PIV, PIV-I cited as acceptable credentials
The Commonwealth of Virginia passed legislation that enables remote electronic notarization of documents. Virginia is the first state in the U.S. to pass such a law, says Tim Reiniger, who helped write the legislation and is director of the digital services group at FutureLaw, Richmond, Va.
Traditionally, notarization of documents takes place in person with individuals in the same room and they show state or federal identification and then conduct the transaction which is then notarized. The new law would enable such transaction to be conducted over a video and audio teleconference which would be recorded, with high-assurance credentials, such as the PIV and PIV-I. The digital certificates on the credential would also be used to sign the documents.
With a large number of government contractors issuing PIV-I credentials and government workers living throughout the state it seemed logical to include those two credentials in the law, Reiniger says. But legislators also wanted to ensure a bit of future proofing in line with the upcoming National Strategy for Trusted Identities in Cyberspace.

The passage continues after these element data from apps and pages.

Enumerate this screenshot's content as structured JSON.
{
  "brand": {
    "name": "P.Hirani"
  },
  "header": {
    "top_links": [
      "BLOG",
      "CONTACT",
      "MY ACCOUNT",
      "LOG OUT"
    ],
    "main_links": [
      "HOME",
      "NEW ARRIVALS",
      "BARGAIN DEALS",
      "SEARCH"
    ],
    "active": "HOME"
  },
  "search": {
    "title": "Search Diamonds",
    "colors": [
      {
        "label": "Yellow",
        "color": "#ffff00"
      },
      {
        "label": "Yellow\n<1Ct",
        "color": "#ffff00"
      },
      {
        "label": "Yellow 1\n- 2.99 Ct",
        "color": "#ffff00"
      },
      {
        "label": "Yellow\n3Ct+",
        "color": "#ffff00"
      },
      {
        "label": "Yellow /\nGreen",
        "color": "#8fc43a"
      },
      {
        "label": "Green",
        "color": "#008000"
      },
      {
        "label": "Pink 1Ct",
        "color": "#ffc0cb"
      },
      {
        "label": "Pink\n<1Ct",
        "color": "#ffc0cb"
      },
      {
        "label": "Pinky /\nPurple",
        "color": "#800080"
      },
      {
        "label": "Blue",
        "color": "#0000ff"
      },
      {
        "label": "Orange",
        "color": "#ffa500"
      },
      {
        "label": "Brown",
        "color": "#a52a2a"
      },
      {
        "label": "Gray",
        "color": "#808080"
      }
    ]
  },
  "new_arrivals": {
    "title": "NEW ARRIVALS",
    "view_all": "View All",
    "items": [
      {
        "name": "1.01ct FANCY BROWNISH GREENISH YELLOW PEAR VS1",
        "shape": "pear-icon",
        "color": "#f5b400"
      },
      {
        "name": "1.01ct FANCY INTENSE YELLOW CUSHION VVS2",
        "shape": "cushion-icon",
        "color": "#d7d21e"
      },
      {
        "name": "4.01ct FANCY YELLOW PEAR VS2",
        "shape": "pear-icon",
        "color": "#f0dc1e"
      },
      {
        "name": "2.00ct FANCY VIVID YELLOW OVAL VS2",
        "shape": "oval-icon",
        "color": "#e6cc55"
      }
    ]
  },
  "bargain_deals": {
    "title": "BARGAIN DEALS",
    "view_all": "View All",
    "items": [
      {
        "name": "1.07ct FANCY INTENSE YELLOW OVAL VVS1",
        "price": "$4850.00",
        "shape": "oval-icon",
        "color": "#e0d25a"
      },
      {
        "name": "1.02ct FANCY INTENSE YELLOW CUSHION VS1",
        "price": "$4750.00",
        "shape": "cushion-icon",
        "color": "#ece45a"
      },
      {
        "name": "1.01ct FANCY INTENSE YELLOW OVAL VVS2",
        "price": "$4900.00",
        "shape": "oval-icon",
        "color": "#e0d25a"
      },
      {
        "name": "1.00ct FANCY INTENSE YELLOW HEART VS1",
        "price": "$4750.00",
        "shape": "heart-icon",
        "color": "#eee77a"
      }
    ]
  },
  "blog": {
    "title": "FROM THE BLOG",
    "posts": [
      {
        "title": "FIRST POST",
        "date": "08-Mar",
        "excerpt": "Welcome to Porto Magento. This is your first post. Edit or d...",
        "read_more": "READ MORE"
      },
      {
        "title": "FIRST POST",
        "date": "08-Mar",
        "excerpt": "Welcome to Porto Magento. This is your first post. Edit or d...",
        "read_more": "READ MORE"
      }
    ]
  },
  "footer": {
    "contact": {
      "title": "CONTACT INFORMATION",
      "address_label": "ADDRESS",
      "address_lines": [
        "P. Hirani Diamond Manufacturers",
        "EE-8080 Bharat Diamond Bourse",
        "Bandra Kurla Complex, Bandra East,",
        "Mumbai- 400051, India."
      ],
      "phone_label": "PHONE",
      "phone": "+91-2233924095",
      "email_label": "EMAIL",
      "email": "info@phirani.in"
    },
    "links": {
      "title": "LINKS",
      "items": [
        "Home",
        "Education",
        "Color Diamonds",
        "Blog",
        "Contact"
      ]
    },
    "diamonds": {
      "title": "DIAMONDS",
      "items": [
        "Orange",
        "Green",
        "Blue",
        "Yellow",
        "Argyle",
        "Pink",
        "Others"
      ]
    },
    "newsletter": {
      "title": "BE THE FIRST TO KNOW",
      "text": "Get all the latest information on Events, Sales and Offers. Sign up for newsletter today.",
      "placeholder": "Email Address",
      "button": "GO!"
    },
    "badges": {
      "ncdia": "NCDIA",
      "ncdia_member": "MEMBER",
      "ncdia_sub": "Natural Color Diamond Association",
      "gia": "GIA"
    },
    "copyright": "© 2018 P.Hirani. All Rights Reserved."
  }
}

Virginia wanted to be ahead of the curve enabling next generation transactions with the forthcoming policies from the national strategy, Reiniger says. The strategy calls for an identity ecosystem where a credential can be used for many purposes, such as logging in to a bank account or saving information on a government Web site.
The law also requires that credentials be validated, whether the notarization be done in person or electronically, Reiniger says. New processes will have to be developed so that individual’s presenting driver licenses or passports can have those documents authenticated as well as the electronic verification of PIV credentials. Reiniger, who was executive director of the National Notary Association, says discussions are in place to set up these systems.